It was on the infinite green lawn of a West Virginia lakehouse I can just barely remember that I first encountered lightning bugs.
The littlest cousin, the Colorado girl, I was afraid to jump off of the boat into murky Cheat Lake. I wasn’t certain of my older cousins’ waterskiing or beer-drinking antics. I felt small and uncertain.
But there was one thing I knew for sure: I loved the lightning bugs. Out we’d creep at dusk, with mason jars in hand. We’d run up behind them and startle them into a glowing frenzy. I remember dancing amidst their spectacular shimmer.
as fast as I could
into a sparkling mist. Or that’s how it seemed.
We’d usher them into the jars – as many as we could fit.
And I’d do my best to convince my parents to let me keep the jar at my bedside.
A lightning bug nightlight!
But somehow, in her gentle way, Mom would always convince me to set them free.
But what if we poked air holes in the top? But what if we gave them lightning bug food? I would plead. But Mom always stood firm.
Lightning bugs could not be kept in a jar. They would lose their light.
In the morning we’d find them at the bottom of the jar, wispy and dark.
So, reluctantly, we’d set them free just before bed. And I’d watch them swarm out into the stars.
I had an inkling, even then, that there was a bigger lesson there. And I knew in my heart, even then, that somehow, some way, I was related to those bugs.
Years later a friend and I escaped to Breakwater Beach in Chatham, MA for a summer wedding. We were armed with champagne and exuberance. We popped our bubbly amidst the froth of a gentle midnight tide.
And then we saw them.
Everywhere. In the trees. Amidst the bushes. Dodging the quiet rain. Glowing intermittently. Tempting us with their magic.
I haven’t caught a lightning bug since those muggy West Virginia nights at the Lake House. I haven’t seen them since that night with Colleen.
But sometimes when I close my eyes, I feel a buzzing. A flutter. An intermittent glow. As if they are inside me – swarming busily in preparation to be set free. They are sparkling and shimmering – anticipating the moment when they will escape. Soar. Into the night. To twinkle among the stars.

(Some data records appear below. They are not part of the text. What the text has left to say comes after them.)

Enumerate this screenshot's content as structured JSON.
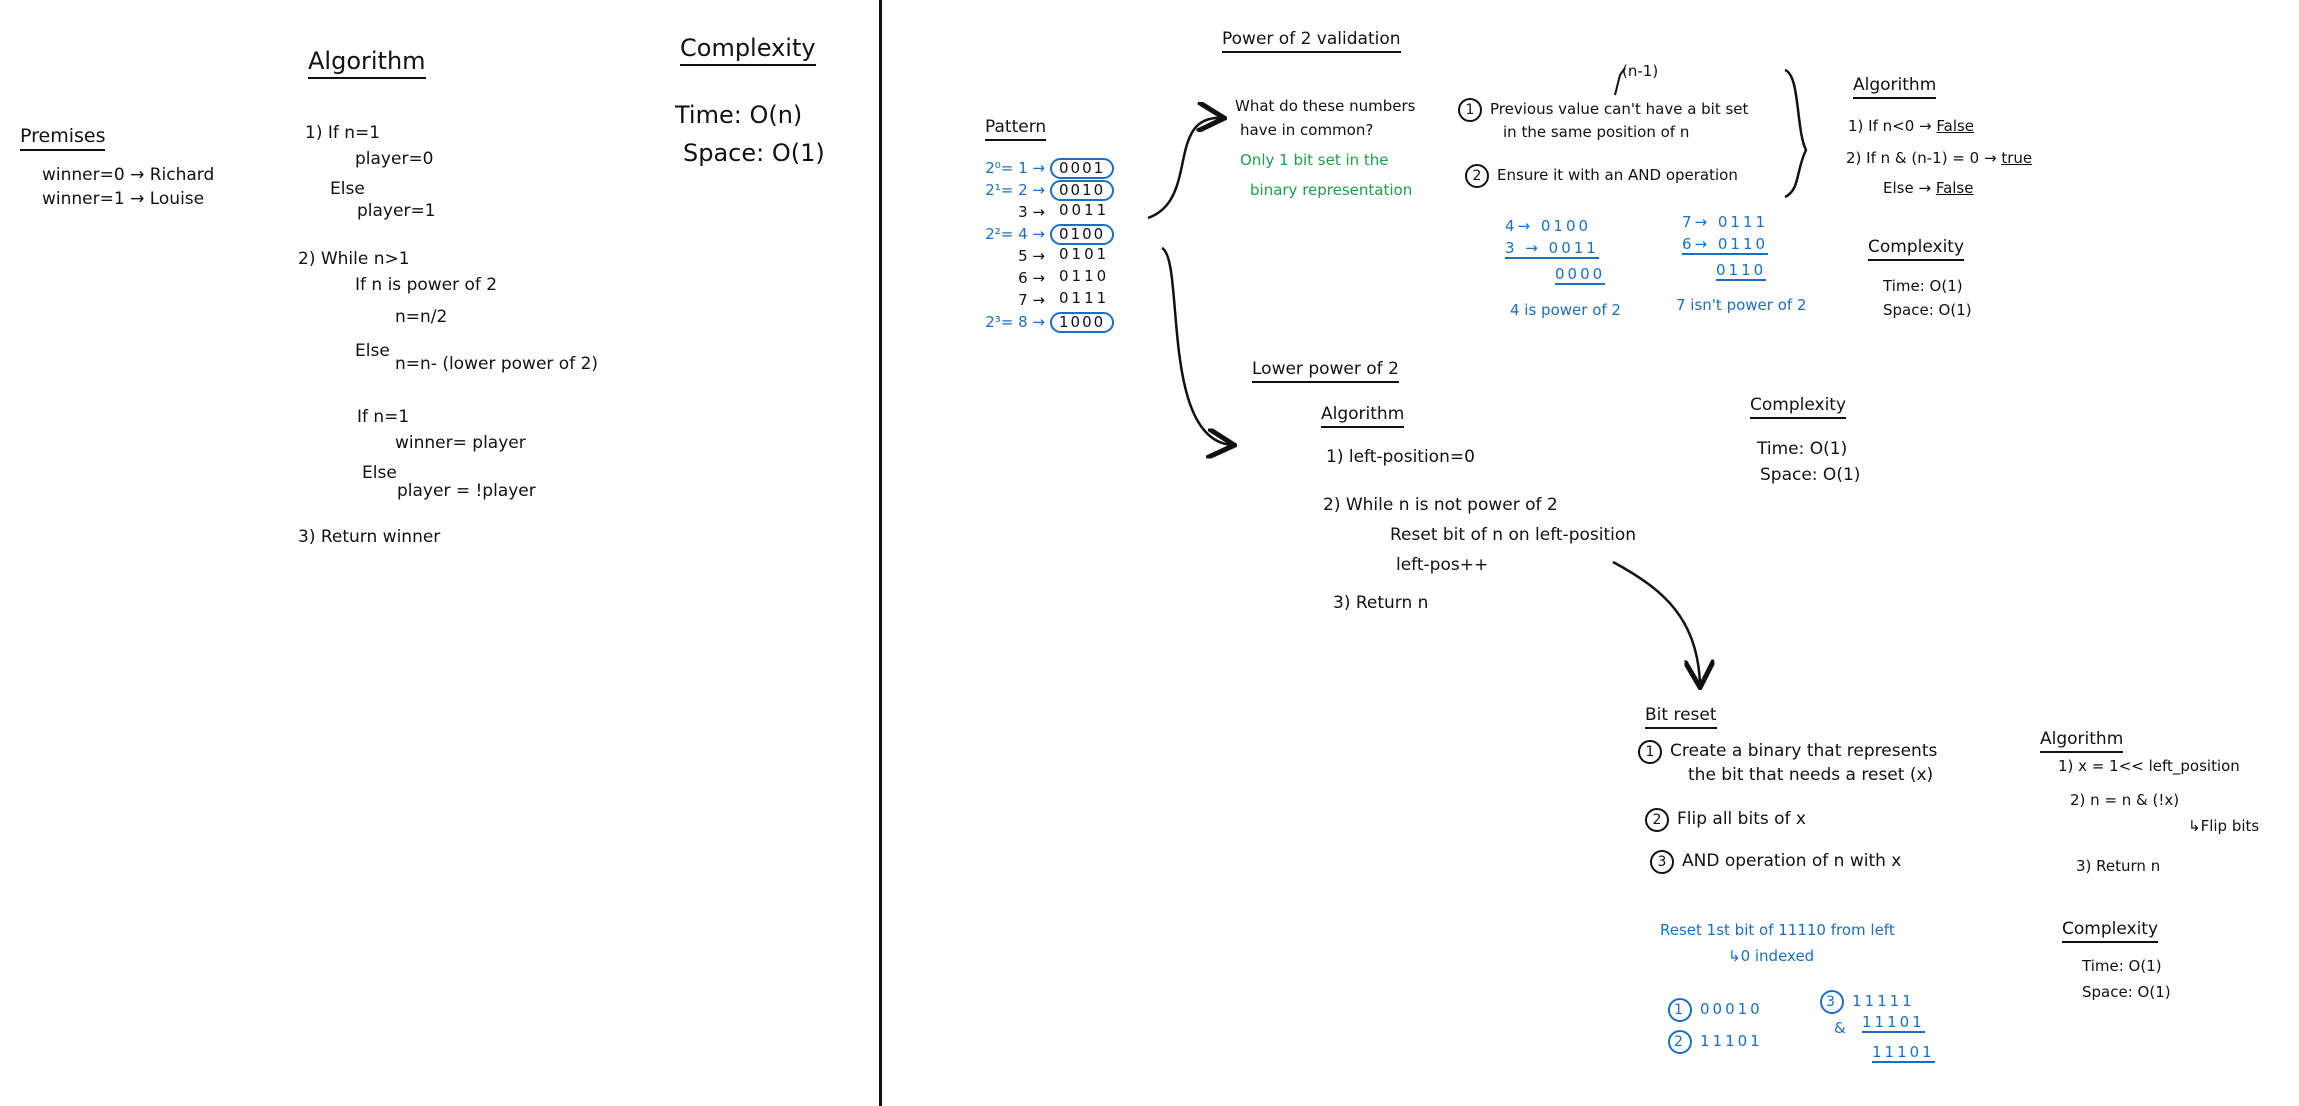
{
  "left": {
    "premises": {
      "title": "Premises",
      "line1": "winner=0 → Richard",
      "line2": "winner=1 → Louise"
    },
    "algorithm": {
      "title": "Algorithm",
      "s1": "1) If n=1",
      "s1a": "player=0",
      "s1b": "Else",
      "s1c": "player=1",
      "s2": "2) While n>1",
      "s2a": "If n is power of 2",
      "s2b": "n=n/2",
      "s2c": "Else",
      "s2d": "n=n- (lower power of 2)",
      "s2e": "If n=1",
      "s2f": "winner= player",
      "s2g": "Else",
      "s2h": "player = !player",
      "s3": "3) Return winner"
    },
    "complexity": {
      "title": "Complexity",
      "time": "Time: O(n)",
      "space": "Space: O(1)"
    }
  },
  "pattern": {
    "title": "Pattern",
    "rows": [
      {
        "label": "2⁰= 1 →",
        "bits": "0001",
        "circled": true
      },
      {
        "label": "2¹= 2 →",
        "bits": "0010",
        "circled": true
      },
      {
        "label": "3 →",
        "bits": "0011",
        "circled": false
      },
      {
        "label": "2²= 4 →",
        "bits": "0100",
        "circled": true
      },
      {
        "label": "5 →",
        "bits": "0101",
        "circled": false
      },
      {
        "label": "6 →",
        "bits": "0110",
        "circled": false
      },
      {
        "label": "7 →",
        "bits": "0111",
        "circled": false
      },
      {
        "label": "2³= 8 →",
        "bits": "1000",
        "circled": true
      }
    ]
  },
  "power_validation": {
    "title": "Power of 2 validation",
    "question": "What do these numbers",
    "question2": "have in common?",
    "answer1": "Only 1 bit set in the",
    "answer2": "binary representation",
    "n_minus_1": "(n-1)",
    "step1a": "Previous value can't have a bit set",
    "step1b": "in the same position of n",
    "step2": "Ensure it with an AND operation",
    "ex1": {
      "l1": "4→ 0100",
      "l2": "3 → 0011",
      "r": "0000",
      "note": "4 is power of 2"
    },
    "ex2": {
      "l1": "7→ 0111",
      "l2": "6→ 0110",
      "r": "0110",
      "note": "7 isn't power of 2"
    },
    "algorithm": {
      "title": "Algorithm",
      "s1": "1) If n<0 →",
      "s1r": "False",
      "s2": "2) If n & (n-1) = 0 →",
      "s2r": "true",
      "s2e": "Else →",
      "s2er": "False"
    },
    "complexity": {
      "title": "Complexity",
      "time": "Time: O(1)",
      "space": "Space: O(1)"
    }
  },
  "lower_power": {
    "title": "Lower power of 2",
    "algorithm_title": "Algorithm",
    "s1": "1) left-position=0",
    "s2": "2) While n is not power of 2",
    "s2a": "Reset bit of n on left-position",
    "s2b": "left-pos++",
    "s3": "3) Return n",
    "complexity": {
      "title": "Complexity",
      "time": "Time: O(1)",
      "space": "Space: O(1)"
    }
  },
  "bit_reset": {
    "title": "Bit reset",
    "step1a": "Create a binary that represents",
    "step1b": "the bit that needs a reset (x)",
    "step2": "Flip all bits of x",
    "step3": "AND operation of n with x",
    "example_title": "Reset 1st bit of 11110 from left",
    "example_sub": "↳0 indexed",
    "ex_a": "00010",
    "ex_b": "11101",
    "ex_c1": "11111",
    "ex_c2": "11101",
    "ex_c3": "11101",
    "amp": "&",
    "algorithm": {
      "title": "Algorithm",
      "s1": "1) x = 1<< left_position",
      "s2": "2) n = n & (!x)",
      "s2a": "↳Flip bits",
      "s3": "3) Return n"
    },
    "complexity": {
      "title": "Complexity",
      "time": "Time: O(1)",
      "space": "Space: O(1)"
    }
  },
  "colors": {
    "ink": "#111111",
    "blue": "#1a6fc4",
    "green": "#1f9e4a"
  }
}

And I wonder what they are teaching me.
Perhaps to keep glowing and swarming and tempting and teasing.
Perhaps to never confine myself behind glass walls.
To never settle for air holes.
Or perhaps, most important of all,
to allow oneself to be caught;
but also to allow oneself to be set free.
Every once in awhile Nick tells me that I smile while I am sleeping. He asks me if I had a pleasant dream.
And though I can’t know for certain just what is occurring behind my closed lids, I have a sense
that it involves the lightning bugs.